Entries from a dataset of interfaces
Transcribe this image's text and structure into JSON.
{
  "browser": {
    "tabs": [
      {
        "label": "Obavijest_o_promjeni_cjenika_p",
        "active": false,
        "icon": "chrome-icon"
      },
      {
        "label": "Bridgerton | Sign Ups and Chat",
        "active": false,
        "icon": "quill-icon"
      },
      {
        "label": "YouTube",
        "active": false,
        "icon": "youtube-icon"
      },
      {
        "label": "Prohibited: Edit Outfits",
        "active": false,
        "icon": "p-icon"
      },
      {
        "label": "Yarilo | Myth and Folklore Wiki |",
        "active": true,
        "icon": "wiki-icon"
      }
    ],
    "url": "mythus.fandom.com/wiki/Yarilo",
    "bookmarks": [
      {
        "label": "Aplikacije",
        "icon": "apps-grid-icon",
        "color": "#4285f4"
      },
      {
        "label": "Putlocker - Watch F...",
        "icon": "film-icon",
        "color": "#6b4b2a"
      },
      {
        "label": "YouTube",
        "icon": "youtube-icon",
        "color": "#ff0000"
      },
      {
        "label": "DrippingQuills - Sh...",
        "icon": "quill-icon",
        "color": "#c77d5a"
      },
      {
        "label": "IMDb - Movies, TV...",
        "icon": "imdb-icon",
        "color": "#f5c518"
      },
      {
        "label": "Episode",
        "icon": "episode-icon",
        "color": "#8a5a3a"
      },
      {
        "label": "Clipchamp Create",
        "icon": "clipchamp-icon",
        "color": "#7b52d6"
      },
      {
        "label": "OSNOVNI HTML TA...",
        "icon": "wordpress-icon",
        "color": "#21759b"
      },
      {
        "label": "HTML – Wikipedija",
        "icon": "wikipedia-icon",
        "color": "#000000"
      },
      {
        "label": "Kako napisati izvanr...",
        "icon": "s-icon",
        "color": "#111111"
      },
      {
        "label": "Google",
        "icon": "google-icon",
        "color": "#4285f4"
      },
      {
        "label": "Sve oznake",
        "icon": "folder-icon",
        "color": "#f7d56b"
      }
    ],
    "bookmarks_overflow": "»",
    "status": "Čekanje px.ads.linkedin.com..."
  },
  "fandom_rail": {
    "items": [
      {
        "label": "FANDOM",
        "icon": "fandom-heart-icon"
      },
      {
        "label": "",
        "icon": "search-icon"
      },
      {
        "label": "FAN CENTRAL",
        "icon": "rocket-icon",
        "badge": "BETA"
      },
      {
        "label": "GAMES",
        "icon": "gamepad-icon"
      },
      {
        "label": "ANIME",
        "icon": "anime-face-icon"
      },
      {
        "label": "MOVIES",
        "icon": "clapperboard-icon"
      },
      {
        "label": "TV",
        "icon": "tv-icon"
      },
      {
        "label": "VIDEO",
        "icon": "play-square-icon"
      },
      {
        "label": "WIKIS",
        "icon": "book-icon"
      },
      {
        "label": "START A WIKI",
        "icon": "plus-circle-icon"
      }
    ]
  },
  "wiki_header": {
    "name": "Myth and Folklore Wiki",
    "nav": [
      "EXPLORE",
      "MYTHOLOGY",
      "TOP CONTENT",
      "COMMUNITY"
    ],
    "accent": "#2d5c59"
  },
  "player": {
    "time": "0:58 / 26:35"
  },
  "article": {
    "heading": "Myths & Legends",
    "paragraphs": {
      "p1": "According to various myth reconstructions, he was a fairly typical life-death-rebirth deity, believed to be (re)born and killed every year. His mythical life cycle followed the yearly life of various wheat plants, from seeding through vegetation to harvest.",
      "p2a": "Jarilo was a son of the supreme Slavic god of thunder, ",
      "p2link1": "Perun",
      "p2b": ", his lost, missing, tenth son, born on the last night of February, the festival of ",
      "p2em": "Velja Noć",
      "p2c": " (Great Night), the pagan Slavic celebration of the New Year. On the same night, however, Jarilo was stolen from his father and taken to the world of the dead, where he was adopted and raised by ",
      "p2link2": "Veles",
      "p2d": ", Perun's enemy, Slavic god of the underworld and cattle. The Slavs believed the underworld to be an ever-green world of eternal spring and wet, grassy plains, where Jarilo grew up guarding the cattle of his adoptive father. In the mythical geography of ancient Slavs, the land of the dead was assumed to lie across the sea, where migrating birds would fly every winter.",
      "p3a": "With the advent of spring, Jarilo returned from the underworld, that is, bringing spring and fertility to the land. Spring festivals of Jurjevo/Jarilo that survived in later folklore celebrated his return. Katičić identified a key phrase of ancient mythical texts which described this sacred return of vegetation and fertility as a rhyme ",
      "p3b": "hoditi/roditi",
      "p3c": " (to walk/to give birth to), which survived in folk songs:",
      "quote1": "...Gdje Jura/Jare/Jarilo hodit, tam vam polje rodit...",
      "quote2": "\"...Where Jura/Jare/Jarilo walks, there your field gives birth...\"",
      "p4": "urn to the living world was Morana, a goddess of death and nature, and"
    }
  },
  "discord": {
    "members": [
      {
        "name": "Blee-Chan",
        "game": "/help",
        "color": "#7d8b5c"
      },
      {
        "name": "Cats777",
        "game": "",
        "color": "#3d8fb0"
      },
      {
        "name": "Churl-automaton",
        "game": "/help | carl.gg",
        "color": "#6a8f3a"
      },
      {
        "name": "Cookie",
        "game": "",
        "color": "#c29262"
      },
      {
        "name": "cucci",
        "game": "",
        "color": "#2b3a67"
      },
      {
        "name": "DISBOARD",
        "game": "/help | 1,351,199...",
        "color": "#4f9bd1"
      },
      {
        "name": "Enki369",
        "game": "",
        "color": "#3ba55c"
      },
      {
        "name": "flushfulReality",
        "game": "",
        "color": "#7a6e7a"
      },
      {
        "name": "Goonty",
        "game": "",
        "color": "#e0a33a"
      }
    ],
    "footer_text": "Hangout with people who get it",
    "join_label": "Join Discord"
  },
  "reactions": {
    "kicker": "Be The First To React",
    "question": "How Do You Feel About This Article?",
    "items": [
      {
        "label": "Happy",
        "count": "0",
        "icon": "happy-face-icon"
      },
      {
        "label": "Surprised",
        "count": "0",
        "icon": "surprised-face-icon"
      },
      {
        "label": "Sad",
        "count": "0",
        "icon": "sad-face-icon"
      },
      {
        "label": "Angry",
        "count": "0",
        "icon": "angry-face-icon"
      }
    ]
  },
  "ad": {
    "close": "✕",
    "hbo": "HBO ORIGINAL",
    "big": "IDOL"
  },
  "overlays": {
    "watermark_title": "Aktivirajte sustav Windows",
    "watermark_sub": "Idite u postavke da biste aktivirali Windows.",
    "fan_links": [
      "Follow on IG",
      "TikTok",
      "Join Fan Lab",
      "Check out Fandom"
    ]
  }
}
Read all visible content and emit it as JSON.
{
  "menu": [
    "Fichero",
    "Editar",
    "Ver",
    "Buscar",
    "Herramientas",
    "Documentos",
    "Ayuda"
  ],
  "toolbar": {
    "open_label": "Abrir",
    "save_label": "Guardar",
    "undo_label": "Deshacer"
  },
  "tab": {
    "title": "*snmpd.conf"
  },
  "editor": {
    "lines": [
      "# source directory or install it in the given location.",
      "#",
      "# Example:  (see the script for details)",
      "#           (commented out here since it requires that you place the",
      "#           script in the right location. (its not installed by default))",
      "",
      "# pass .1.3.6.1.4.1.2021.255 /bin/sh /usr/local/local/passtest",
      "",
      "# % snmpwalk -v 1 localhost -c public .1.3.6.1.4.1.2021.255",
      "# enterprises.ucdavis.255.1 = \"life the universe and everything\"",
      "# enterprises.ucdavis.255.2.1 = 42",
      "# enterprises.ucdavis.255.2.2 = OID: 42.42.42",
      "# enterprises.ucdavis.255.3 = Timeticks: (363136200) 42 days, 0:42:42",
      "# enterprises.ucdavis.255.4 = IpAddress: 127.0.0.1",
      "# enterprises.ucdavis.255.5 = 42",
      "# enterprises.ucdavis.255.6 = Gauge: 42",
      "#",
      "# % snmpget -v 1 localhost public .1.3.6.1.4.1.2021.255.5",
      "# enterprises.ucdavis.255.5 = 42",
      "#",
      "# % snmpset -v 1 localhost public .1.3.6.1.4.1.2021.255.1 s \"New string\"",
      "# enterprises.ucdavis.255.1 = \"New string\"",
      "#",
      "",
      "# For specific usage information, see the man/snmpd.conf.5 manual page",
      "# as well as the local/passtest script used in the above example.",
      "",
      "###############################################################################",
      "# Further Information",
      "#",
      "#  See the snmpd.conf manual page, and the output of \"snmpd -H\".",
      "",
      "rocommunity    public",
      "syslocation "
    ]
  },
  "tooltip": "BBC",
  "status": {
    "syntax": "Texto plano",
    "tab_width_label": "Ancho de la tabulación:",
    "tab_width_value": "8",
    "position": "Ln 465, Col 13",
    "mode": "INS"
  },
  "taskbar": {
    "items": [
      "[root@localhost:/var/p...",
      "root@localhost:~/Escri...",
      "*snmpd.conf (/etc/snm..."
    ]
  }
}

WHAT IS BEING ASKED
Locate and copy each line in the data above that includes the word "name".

SOLUTION FOR THIS PROBLEM
    "name": "Myth and Folklore Wiki",
        "name": "Blee-Chan",
        "name": "Cats777",
        "name": "Churl-automaton",
        "name": "Cookie",
        "name": "cucci",
        "name": "DISBOARD",
        "name": "Enki369",
        "name": "flushfulReality",
        "name": "Goonty",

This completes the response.